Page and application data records
- - -

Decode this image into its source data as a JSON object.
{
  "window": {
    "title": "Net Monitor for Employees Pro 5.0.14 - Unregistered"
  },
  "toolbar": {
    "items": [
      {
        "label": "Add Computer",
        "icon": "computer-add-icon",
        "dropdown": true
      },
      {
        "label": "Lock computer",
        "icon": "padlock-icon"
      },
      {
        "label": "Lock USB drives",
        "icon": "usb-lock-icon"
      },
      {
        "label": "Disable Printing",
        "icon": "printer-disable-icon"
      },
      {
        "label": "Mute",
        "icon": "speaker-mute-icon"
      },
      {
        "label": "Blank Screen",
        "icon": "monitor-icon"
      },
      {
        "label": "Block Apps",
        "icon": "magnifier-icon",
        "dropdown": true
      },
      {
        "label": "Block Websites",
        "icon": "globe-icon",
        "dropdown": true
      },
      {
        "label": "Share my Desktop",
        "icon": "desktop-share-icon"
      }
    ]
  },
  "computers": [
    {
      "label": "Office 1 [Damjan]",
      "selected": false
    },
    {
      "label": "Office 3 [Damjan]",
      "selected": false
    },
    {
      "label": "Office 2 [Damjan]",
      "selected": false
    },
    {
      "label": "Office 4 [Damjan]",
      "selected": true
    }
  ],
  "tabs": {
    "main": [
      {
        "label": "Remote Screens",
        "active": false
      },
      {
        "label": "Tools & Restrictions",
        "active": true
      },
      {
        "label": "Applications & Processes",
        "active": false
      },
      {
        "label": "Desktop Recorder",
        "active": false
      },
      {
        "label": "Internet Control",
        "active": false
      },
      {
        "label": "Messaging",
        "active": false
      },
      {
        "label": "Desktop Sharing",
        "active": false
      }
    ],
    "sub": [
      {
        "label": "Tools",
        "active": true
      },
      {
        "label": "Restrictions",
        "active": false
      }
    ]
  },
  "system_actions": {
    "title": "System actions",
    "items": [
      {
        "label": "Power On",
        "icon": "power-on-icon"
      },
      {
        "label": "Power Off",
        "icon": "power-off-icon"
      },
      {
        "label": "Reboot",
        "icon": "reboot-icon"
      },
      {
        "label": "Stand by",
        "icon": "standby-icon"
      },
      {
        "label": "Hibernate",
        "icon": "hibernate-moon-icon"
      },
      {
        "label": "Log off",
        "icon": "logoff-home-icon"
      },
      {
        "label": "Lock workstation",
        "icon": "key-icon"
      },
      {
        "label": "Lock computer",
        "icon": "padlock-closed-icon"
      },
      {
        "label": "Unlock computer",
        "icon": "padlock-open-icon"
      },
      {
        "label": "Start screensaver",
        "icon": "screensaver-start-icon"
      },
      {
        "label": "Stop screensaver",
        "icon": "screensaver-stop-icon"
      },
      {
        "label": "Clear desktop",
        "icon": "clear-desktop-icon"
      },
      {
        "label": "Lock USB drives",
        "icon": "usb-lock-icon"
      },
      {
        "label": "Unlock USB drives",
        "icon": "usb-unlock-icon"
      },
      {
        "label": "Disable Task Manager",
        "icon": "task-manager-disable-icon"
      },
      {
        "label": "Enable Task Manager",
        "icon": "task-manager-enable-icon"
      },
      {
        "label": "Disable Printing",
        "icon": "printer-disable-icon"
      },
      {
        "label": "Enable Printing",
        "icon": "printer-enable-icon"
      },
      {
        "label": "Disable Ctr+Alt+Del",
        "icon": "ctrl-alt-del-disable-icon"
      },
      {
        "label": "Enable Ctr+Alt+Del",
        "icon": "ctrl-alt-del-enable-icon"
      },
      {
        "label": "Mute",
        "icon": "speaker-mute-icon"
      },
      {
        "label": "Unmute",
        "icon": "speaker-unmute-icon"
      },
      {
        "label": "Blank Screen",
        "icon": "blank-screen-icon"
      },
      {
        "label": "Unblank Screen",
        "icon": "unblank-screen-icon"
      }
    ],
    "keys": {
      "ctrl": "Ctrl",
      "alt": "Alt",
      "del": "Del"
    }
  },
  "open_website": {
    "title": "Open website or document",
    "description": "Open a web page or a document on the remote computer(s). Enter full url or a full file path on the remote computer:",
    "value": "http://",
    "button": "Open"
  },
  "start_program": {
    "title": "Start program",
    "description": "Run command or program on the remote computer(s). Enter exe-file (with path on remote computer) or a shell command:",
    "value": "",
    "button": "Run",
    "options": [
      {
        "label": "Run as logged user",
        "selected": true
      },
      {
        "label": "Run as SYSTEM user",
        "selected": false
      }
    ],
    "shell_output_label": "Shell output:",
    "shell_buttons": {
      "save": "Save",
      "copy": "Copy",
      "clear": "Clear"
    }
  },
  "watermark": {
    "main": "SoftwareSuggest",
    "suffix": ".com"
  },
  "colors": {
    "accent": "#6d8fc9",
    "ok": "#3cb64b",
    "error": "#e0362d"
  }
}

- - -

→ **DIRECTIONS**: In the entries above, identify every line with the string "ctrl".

→ **EXPECTED ANSWER**:
        "icon": "ctrl-alt-del-disable-icon"
        "icon": "ctrl-alt-del-enable-icon"
      "ctrl": "Ctrl",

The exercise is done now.